* _PROBLEM DETAILS_
Would you please write out every record exactly?

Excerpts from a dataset
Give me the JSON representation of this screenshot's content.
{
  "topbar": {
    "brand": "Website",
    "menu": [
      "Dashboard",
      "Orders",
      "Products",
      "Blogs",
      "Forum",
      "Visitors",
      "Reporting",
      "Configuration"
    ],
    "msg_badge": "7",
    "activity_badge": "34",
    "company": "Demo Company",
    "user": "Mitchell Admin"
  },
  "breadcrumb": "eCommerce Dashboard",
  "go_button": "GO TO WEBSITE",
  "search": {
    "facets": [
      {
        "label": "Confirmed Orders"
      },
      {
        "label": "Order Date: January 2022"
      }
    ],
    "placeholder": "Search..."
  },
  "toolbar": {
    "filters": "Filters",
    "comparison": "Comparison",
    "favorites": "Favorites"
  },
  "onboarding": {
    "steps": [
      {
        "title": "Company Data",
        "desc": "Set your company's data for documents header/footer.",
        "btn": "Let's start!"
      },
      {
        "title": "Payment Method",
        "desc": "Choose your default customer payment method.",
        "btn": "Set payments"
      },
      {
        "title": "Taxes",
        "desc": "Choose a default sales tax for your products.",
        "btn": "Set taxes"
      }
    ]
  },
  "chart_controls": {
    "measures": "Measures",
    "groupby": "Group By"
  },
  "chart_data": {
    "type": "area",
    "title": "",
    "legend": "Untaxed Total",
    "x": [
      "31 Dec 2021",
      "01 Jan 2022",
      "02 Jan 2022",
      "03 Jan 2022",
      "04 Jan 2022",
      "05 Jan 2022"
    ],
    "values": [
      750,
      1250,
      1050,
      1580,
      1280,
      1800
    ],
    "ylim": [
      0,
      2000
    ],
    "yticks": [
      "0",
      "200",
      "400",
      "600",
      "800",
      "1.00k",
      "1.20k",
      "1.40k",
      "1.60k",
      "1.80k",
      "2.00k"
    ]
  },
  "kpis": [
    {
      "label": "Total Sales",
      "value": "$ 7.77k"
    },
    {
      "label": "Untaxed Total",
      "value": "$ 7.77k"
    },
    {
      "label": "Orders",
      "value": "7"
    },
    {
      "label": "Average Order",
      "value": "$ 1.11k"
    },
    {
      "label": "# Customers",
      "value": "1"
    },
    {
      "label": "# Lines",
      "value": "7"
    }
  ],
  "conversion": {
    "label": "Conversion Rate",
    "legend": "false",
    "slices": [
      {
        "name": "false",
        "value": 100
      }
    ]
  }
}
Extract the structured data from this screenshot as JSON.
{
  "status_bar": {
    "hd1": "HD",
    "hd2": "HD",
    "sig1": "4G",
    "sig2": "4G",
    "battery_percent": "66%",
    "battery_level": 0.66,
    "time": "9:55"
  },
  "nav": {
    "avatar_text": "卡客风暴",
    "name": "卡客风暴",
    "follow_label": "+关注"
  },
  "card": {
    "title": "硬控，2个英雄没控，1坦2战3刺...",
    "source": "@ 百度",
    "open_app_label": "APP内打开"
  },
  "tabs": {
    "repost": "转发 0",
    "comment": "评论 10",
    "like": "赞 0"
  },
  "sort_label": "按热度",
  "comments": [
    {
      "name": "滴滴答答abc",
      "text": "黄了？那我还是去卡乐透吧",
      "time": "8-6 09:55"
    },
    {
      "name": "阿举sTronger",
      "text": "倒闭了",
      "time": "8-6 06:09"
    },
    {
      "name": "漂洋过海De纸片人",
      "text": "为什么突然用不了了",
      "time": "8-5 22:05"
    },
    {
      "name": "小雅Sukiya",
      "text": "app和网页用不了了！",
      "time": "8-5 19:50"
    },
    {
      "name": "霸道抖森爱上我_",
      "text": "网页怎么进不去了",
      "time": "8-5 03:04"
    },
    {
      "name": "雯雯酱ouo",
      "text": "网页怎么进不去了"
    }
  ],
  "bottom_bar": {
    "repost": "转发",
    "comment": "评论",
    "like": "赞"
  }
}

* _YOUR SOLUTION_
Give me the JSON representation of this screenshot's content.
{
  "topbar": {
    "brand": "Website",
    "menu": [
      "Dashboard",
      "Orders",
      "Products",
      "Blogs",
      "Forum",
      "Visitors",
      "Reporting",
      "Configuration"
    ],
    "msg_badge": "7",
    "activity_badge": "34",
    "company": "Demo Company",
    "user": "Mitchell Admin"
  },
  "breadcrumb": "eCommerce Dashboard",
  "go_button": "GO TO WEBSITE",
  "search": {
    "facets": [
      {
        "label": "Confirmed Orders"
      },
      {
        "label": "Order Date: January 2022"
      }
    ],
    "placeholder": "Search..."
  },
  "toolbar": {
    "filters": "Filters",
    "comparison": "Comparison",
    "favorites": "Favorites"
  },
  "onboarding": {
    "steps": [
      {
        "title": "Company Data",
        "desc": "Set your company's data for documents header/footer.",
        "btn": "Let's start!"
      },
      {
        "title": "Payment Method",
        "desc": "Choose your default customer payment method.",
        "btn": "Set payments"
      },
      {
        "title": "Taxes",
        "desc": "Choose a default sales tax for your products.",
        "btn": "Set taxes"
      }
    ]
  },
  "chart_controls": {
    "measures": "Measures",
    "groupby": "Group By"
  },
  "chart_data": {
    "type": "area",
    "title": "",
    "legend": "Untaxed Total",
    "x": [
      "31 Dec 2021",
      "01 Jan 2022",
      "02 Jan 2022",
      "03 Jan 2022",
      "04 Jan 2022",
      "05 Jan 2022"
    ],
    "values": [
      750,
      1250,
      1050,
      1580,
      1280,
      1800
    ],
    "ylim": [
      0,
      2000
    ],
    "yticks": [
      "0",
      "200",
      "400",
      "600",
      "800",
      "1.00k",
      "1.20k",
      "1.40k",
      "1.60k",
      "1.80k",
      "2.00k"
    ]
  },
  "kpis": [
    {
      "label": "Total Sales",
      "value": "$ 7.77k"
    },
    {
      "label": "Untaxed Total",
      "value": "$ 7.77k"
    },
    {
      "label": "Orders",
      "value": "7"
    },
    {
      "label": "Average Order",
      "value": "$ 1.11k"
    },
    {
      "label": "# Customers",
      "value": "1"
    },
    {
      "label": "# Lines",
      "value": "7"
    }
  ],
  "conversion": {
    "label": "Conversion Rate",
    "legend": "false",
    "slices": [
      {
        "name": "false",
        "value": 100
      }
    ]
  }
}
Extract the structured data from this screenshot as JSON.
{
  "status_bar": {
    "hd1": "HD",
    "hd2": "HD",
    "sig1": "4G",
    "sig2": "4G",
    "battery_percent": "66%",
    "battery_level": 0.66,
    "time": "9:55"
  },
  "nav": {
    "avatar_text": "卡客风暴",
    "name": "卡客风暴",
    "follow_label": "+关注"
  },
  "card": {
    "title": "硬控，2个英雄没控，1坦2战3刺...",
    "source": "@ 百度",
    "open_app_label": "APP内打开"
  },
  "tabs": {
    "repost": "转发 0",
    "comment": "评论 10",
    "like": "赞 0"
  },
  "sort_label": "按热度",
  "comments": [
    {
      "name": "滴滴答答abc",
      "text": "黄了？那我还是去卡乐透吧",
      "time": "8-6 09:55"
    },
    {
      "name": "阿举sTronger",
      "text": "倒闭了",
      "time": "8-6 06:09"
    },
    {
      "name": "漂洋过海De纸片人",
      "text": "为什么突然用不了了",
      "time": "8-5 22:05"
    },
    {
      "name": "小雅Sukiya",
      "text": "app和网页用不了了！",
      "time": "8-5 19:50"
    },
    {
      "name": "霸道抖森爱上我_",
      "text": "网页怎么进不去了",
      "time": "8-5 03:04"
    },
    {
      "name": "雯雯酱ouo",
      "text": "网页怎么进不去了"
    }
  ],
  "bottom_bar": {
    "repost": "转发",
    "comment": "评论",
    "like": "赞"
  }
}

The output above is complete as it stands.